#### What the task asks:
Return each record verbatim, images excluded.

** Source records follows **

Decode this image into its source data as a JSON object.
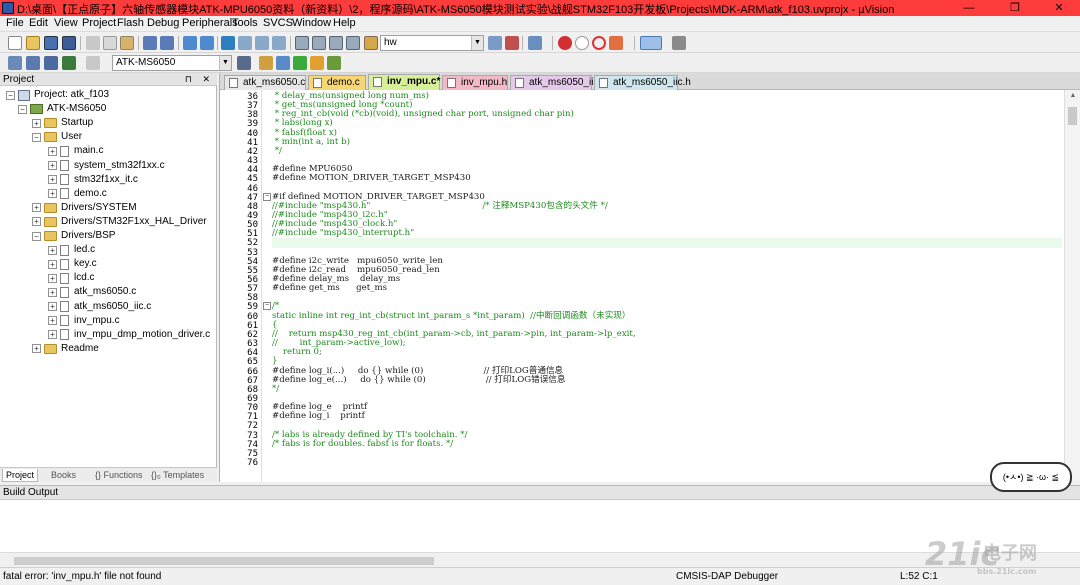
{
  "window": {
    "title": "D:\\桌面\\【正点原子】六轴传感器模块ATK-MPU6050资料（新资料）\\2，程序源码\\ATK-MS6050模块测试实验\\战舰STM32F103开发板\\Projects\\MDK-ARM\\atk_f103.uvprojx - µVision",
    "minimize": "—",
    "maximize": "❐",
    "close": "✕"
  },
  "menu": [
    "File",
    "Edit",
    "View",
    "Project",
    "Flash",
    "Debug",
    "Peripherals",
    "Tools",
    "SVCS",
    "Window",
    "Help"
  ],
  "toolbar": {
    "find_value": "hw",
    "target_value": "ATK-MS6050"
  },
  "project_panel": {
    "title": "Project",
    "header_buttons": "⊓ ✕",
    "tree": [
      {
        "label": "Project: atk_f103",
        "type": "project",
        "expander": "−"
      },
      {
        "label": "ATK-MS6050",
        "type": "target",
        "expander": "−"
      },
      {
        "label": "Startup",
        "type": "folder",
        "expander": "+"
      },
      {
        "label": "User",
        "type": "folder",
        "expander": "−"
      },
      {
        "label": "main.c",
        "type": "file",
        "expander": "+"
      },
      {
        "label": "system_stm32f1xx.c",
        "type": "file",
        "expander": "+"
      },
      {
        "label": "stm32f1xx_it.c",
        "type": "file",
        "expander": "+"
      },
      {
        "label": "demo.c",
        "type": "file",
        "expander": "+"
      },
      {
        "label": "Drivers/SYSTEM",
        "type": "folder",
        "expander": "+"
      },
      {
        "label": "Drivers/STM32F1xx_HAL_Driver",
        "type": "folder",
        "expander": "+"
      },
      {
        "label": "Drivers/BSP",
        "type": "folder",
        "expander": "−"
      },
      {
        "label": "led.c",
        "type": "file",
        "expander": "+"
      },
      {
        "label": "key.c",
        "type": "file",
        "expander": "+"
      },
      {
        "label": "lcd.c",
        "type": "file",
        "expander": "+"
      },
      {
        "label": "atk_ms6050.c",
        "type": "file",
        "expander": "+"
      },
      {
        "label": "atk_ms6050_iic.c",
        "type": "file",
        "expander": "+"
      },
      {
        "label": "inv_mpu.c",
        "type": "file",
        "expander": "+"
      },
      {
        "label": "inv_mpu_dmp_motion_driver.c",
        "type": "file",
        "expander": "+"
      },
      {
        "label": "Readme",
        "type": "folder",
        "expander": "+"
      }
    ],
    "tabs": [
      "Project",
      "Books",
      "{} Functions",
      "{}₀ Templates"
    ]
  },
  "editor": {
    "tabs": [
      {
        "label": "atk_ms6050.c",
        "color": "#e8e8e8"
      },
      {
        "label": "demo.c",
        "color": "#f7d774"
      },
      {
        "label": "inv_mpu.c*",
        "color": "#d8ef9a"
      },
      {
        "label": "inv_mpu.h",
        "color": "#f3b9c6"
      },
      {
        "label": "atk_ms6050_iic.c",
        "color": "#e5c9ea"
      },
      {
        "label": "atk_ms6050_iic.h",
        "color": "#cfe6ee"
      }
    ],
    "active_tab_index": 2,
    "current_line": 52,
    "lines": [
      {
        "n": "36",
        "t": " * delay_ms(unsigned long num_ms)",
        "c": "cmt"
      },
      {
        "n": "37",
        "t": " * get_ms(unsigned long *count)",
        "c": "cmt"
      },
      {
        "n": "38",
        "t": " * reg_int_cb(void (*cb)(void), unsigned char port, unsigned char pin)",
        "c": "cmt"
      },
      {
        "n": "39",
        "t": " * labs(long x)",
        "c": "cmt"
      },
      {
        "n": "40",
        "t": " * fabsf(float x)",
        "c": "cmt"
      },
      {
        "n": "41",
        "t": " * min(int a, int b)",
        "c": "cmt"
      },
      {
        "n": "42",
        "t": " */",
        "c": "cmt"
      },
      {
        "n": "43",
        "t": "",
        "c": "kw"
      },
      {
        "n": "44",
        "t": "#define MPU6050",
        "c": "kw"
      },
      {
        "n": "45",
        "t": "#define MOTION_DRIVER_TARGET_MSP430",
        "c": "kw"
      },
      {
        "n": "46",
        "t": "",
        "c": "kw"
      },
      {
        "n": "47",
        "t": "#if defined MOTION_DRIVER_TARGET_MSP430",
        "c": "kw"
      },
      {
        "n": "48",
        "t": "//#include \"msp430.h\"                                         /* 注释MSP430包含的头文件 */",
        "c": "cmt"
      },
      {
        "n": "49",
        "t": "//#include \"msp430_i2c.h\"",
        "c": "cmt"
      },
      {
        "n": "50",
        "t": "//#include \"msp430_clock.h\"",
        "c": "cmt"
      },
      {
        "n": "51",
        "t": "//#include \"msp430_interrupt.h\"",
        "c": "cmt"
      },
      {
        "n": "52",
        "t": "",
        "c": "kw"
      },
      {
        "n": "53",
        "t": "",
        "c": "kw"
      },
      {
        "n": "54",
        "t": "#define i2c_write   mpu6050_write_len",
        "c": "kw"
      },
      {
        "n": "55",
        "t": "#define i2c_read    mpu6050_read_len",
        "c": "kw"
      },
      {
        "n": "56",
        "t": "#define delay_ms    delay_ms",
        "c": "kw"
      },
      {
        "n": "57",
        "t": "#define get_ms      get_ms",
        "c": "kw"
      },
      {
        "n": "58",
        "t": "",
        "c": "kw"
      },
      {
        "n": "59",
        "t": "/*",
        "c": "cmt"
      },
      {
        "n": "60",
        "t": "static inline int reg_int_cb(struct int_param_s *int_param)  //中断回调函数（未实现）",
        "c": "cmt"
      },
      {
        "n": "61",
        "t": "{",
        "c": "cmt"
      },
      {
        "n": "62",
        "t": "//    return msp430_reg_int_cb(int_param->cb, int_param->pin, int_param->lp_exit,",
        "c": "cmt"
      },
      {
        "n": "63",
        "t": "//        int_param->active_low);",
        "c": "cmt"
      },
      {
        "n": "64",
        "t": "    return 0;",
        "c": "cmt"
      },
      {
        "n": "65",
        "t": "}",
        "c": "cmt"
      },
      {
        "n": "66",
        "t": "#define log_i(...)     do {} while (0)                      // 打印LOG普通信息",
        "c": "kw"
      },
      {
        "n": "67",
        "t": "#define log_e(...)     do {} while (0)                      // 打印LOG错误信息",
        "c": "kw"
      },
      {
        "n": "68",
        "t": "*/",
        "c": "cmt"
      },
      {
        "n": "69",
        "t": "",
        "c": "kw"
      },
      {
        "n": "70",
        "t": "#define log_e    printf",
        "c": "kw"
      },
      {
        "n": "71",
        "t": "#define log_i    printf",
        "c": "kw"
      },
      {
        "n": "72",
        "t": "",
        "c": "kw"
      },
      {
        "n": "73",
        "t": "/* labs is already defined by TI's toolchain. */",
        "c": "cmt"
      },
      {
        "n": "74",
        "t": "/* fabs is for doubles. fabsf is for floats. */",
        "c": "cmt"
      },
      {
        "n": "75",
        "t": "",
        "c": "kw"
      },
      {
        "n": "76",
        "t": "",
        "c": "kw"
      }
    ]
  },
  "build_output": {
    "title": "Build Output",
    "text": ""
  },
  "status": {
    "message": "fatal error: 'inv_mpu.h' file not found",
    "debugger": "CMSIS-DAP Debugger",
    "position": "L:52 C:1"
  },
  "mascot": {
    "text": "(•ㅅ•) ≧ ·ω· ≦"
  },
  "watermark": {
    "big": "21ic",
    "cn": "电子网",
    "url": "bbs.21ic.com"
  }
}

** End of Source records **

#### Solution:
Decode this image into its source data as a JSON object.
{
  "window": {
    "title": "D:\\桌面\\【正点原子】六轴传感器模块ATK-MPU6050资料（新资料）\\2，程序源码\\ATK-MS6050模块测试实验\\战舰STM32F103开发板\\Projects\\MDK-ARM\\atk_f103.uvprojx - µVision",
    "minimize": "—",
    "maximize": "❐",
    "close": "✕"
  },
  "menu": [
    "File",
    "Edit",
    "View",
    "Project",
    "Flash",
    "Debug",
    "Peripherals",
    "Tools",
    "SVCS",
    "Window",
    "Help"
  ],
  "toolbar": {
    "find_value": "hw",
    "target_value": "ATK-MS6050"
  },
  "project_panel": {
    "title": "Project",
    "header_buttons": "⊓ ✕",
    "tree": [
      {
        "label": "Project: atk_f103",
        "type": "project",
        "expander": "−"
      },
      {
        "label": "ATK-MS6050",
        "type": "target",
        "expander": "−"
      },
      {
        "label": "Startup",
        "type": "folder",
        "expander": "+"
      },
      {
        "label": "User",
        "type": "folder",
        "expander": "−"
      },
      {
        "label": "main.c",
        "type": "file",
        "expander": "+"
      },
      {
        "label": "system_stm32f1xx.c",
        "type": "file",
        "expander": "+"
      },
      {
        "label": "stm32f1xx_it.c",
        "type": "file",
        "expander": "+"
      },
      {
        "label": "demo.c",
        "type": "file",
        "expander": "+"
      },
      {
        "label": "Drivers/SYSTEM",
        "type": "folder",
        "expander": "+"
      },
      {
        "label": "Drivers/STM32F1xx_HAL_Driver",
        "type": "folder",
        "expander": "+"
      },
      {
        "label": "Drivers/BSP",
        "type": "folder",
        "expander": "−"
      },
      {
        "label": "led.c",
        "type": "file",
        "expander": "+"
      },
      {
        "label": "key.c",
        "type": "file",
        "expander": "+"
      },
      {
        "label": "lcd.c",
        "type": "file",
        "expander": "+"
      },
      {
        "label": "atk_ms6050.c",
        "type": "file",
        "expander": "+"
      },
      {
        "label": "atk_ms6050_iic.c",
        "type": "file",
        "expander": "+"
      },
      {
        "label": "inv_mpu.c",
        "type": "file",
        "expander": "+"
      },
      {
        "label": "inv_mpu_dmp_motion_driver.c",
        "type": "file",
        "expander": "+"
      },
      {
        "label": "Readme",
        "type": "folder",
        "expander": "+"
      }
    ],
    "tabs": [
      "Project",
      "Books",
      "{} Functions",
      "{}₀ Templates"
    ]
  },
  "editor": {
    "tabs": [
      {
        "label": "atk_ms6050.c",
        "color": "#e8e8e8"
      },
      {
        "label": "demo.c",
        "color": "#f7d774"
      },
      {
        "label": "inv_mpu.c*",
        "color": "#d8ef9a"
      },
      {
        "label": "inv_mpu.h",
        "color": "#f3b9c6"
      },
      {
        "label": "atk_ms6050_iic.c",
        "color": "#e5c9ea"
      },
      {
        "label": "atk_ms6050_iic.h",
        "color": "#cfe6ee"
      }
    ],
    "active_tab_index": 2,
    "current_line": 52,
    "lines": [
      {
        "n": "36",
        "t": " * delay_ms(unsigned long num_ms)",
        "c": "cmt"
      },
      {
        "n": "37",
        "t": " * get_ms(unsigned long *count)",
        "c": "cmt"
      },
      {
        "n": "38",
        "t": " * reg_int_cb(void (*cb)(void), unsigned char port, unsigned char pin)",
        "c": "cmt"
      },
      {
        "n": "39",
        "t": " * labs(long x)",
        "c": "cmt"
      },
      {
        "n": "40",
        "t": " * fabsf(float x)",
        "c": "cmt"
      },
      {
        "n": "41",
        "t": " * min(int a, int b)",
        "c": "cmt"
      },
      {
        "n": "42",
        "t": " */",
        "c": "cmt"
      },
      {
        "n": "43",
        "t": "",
        "c": "kw"
      },
      {
        "n": "44",
        "t": "#define MPU6050",
        "c": "kw"
      },
      {
        "n": "45",
        "t": "#define MOTION_DRIVER_TARGET_MSP430",
        "c": "kw"
      },
      {
        "n": "46",
        "t": "",
        "c": "kw"
      },
      {
        "n": "47",
        "t": "#if defined MOTION_DRIVER_TARGET_MSP430",
        "c": "kw"
      },
      {
        "n": "48",
        "t": "//#include \"msp430.h\"                                         /* 注释MSP430包含的头文件 */",
        "c": "cmt"
      },
      {
        "n": "49",
        "t": "//#include \"msp430_i2c.h\"",
        "c": "cmt"
      },
      {
        "n": "50",
        "t": "//#include \"msp430_clock.h\"",
        "c": "cmt"
      },
      {
        "n": "51",
        "t": "//#include \"msp430_interrupt.h\"",
        "c": "cmt"
      },
      {
        "n": "52",
        "t": "",
        "c": "kw"
      },
      {
        "n": "53",
        "t": "",
        "c": "kw"
      },
      {
        "n": "54",
        "t": "#define i2c_write   mpu6050_write_len",
        "c": "kw"
      },
      {
        "n": "55",
        "t": "#define i2c_read    mpu6050_read_len",
        "c": "kw"
      },
      {
        "n": "56",
        "t": "#define delay_ms    delay_ms",
        "c": "kw"
      },
      {
        "n": "57",
        "t": "#define get_ms      get_ms",
        "c": "kw"
      },
      {
        "n": "58",
        "t": "",
        "c": "kw"
      },
      {
        "n": "59",
        "t": "/*",
        "c": "cmt"
      },
      {
        "n": "60",
        "t": "static inline int reg_int_cb(struct int_param_s *int_param)  //中断回调函数（未实现）",
        "c": "cmt"
      },
      {
        "n": "61",
        "t": "{",
        "c": "cmt"
      },
      {
        "n": "62",
        "t": "//    return msp430_reg_int_cb(int_param->cb, int_param->pin, int_param->lp_exit,",
        "c": "cmt"
      },
      {
        "n": "63",
        "t": "//        int_param->active_low);",
        "c": "cmt"
      },
      {
        "n": "64",
        "t": "    return 0;",
        "c": "cmt"
      },
      {
        "n": "65",
        "t": "}",
        "c": "cmt"
      },
      {
        "n": "66",
        "t": "#define log_i(...)     do {} while (0)                      // 打印LOG普通信息",
        "c": "kw"
      },
      {
        "n": "67",
        "t": "#define log_e(...)     do {} while (0)                      // 打印LOG错误信息",
        "c": "kw"
      },
      {
        "n": "68",
        "t": "*/",
        "c": "cmt"
      },
      {
        "n": "69",
        "t": "",
        "c": "kw"
      },
      {
        "n": "70",
        "t": "#define log_e    printf",
        "c": "kw"
      },
      {
        "n": "71",
        "t": "#define log_i    printf",
        "c": "kw"
      },
      {
        "n": "72",
        "t": "",
        "c": "kw"
      },
      {
        "n": "73",
        "t": "/* labs is already defined by TI's toolchain. */",
        "c": "cmt"
      },
      {
        "n": "74",
        "t": "/* fabs is for doubles. fabsf is for floats. */",
        "c": "cmt"
      },
      {
        "n": "75",
        "t": "",
        "c": "kw"
      },
      {
        "n": "76",
        "t": "",
        "c": "kw"
      }
    ]
  },
  "build_output": {
    "title": "Build Output",
    "text": ""
  },
  "status": {
    "message": "fatal error: 'inv_mpu.h' file not found",
    "debugger": "CMSIS-DAP Debugger",
    "position": "L:52 C:1"
  },
  "mascot": {
    "text": "(•ㅅ•) ≧ ·ω· ≦"
  },
  "watermark": {
    "big": "21ic",
    "cn": "电子网",
    "url": "bbs.21ic.com"
  }
}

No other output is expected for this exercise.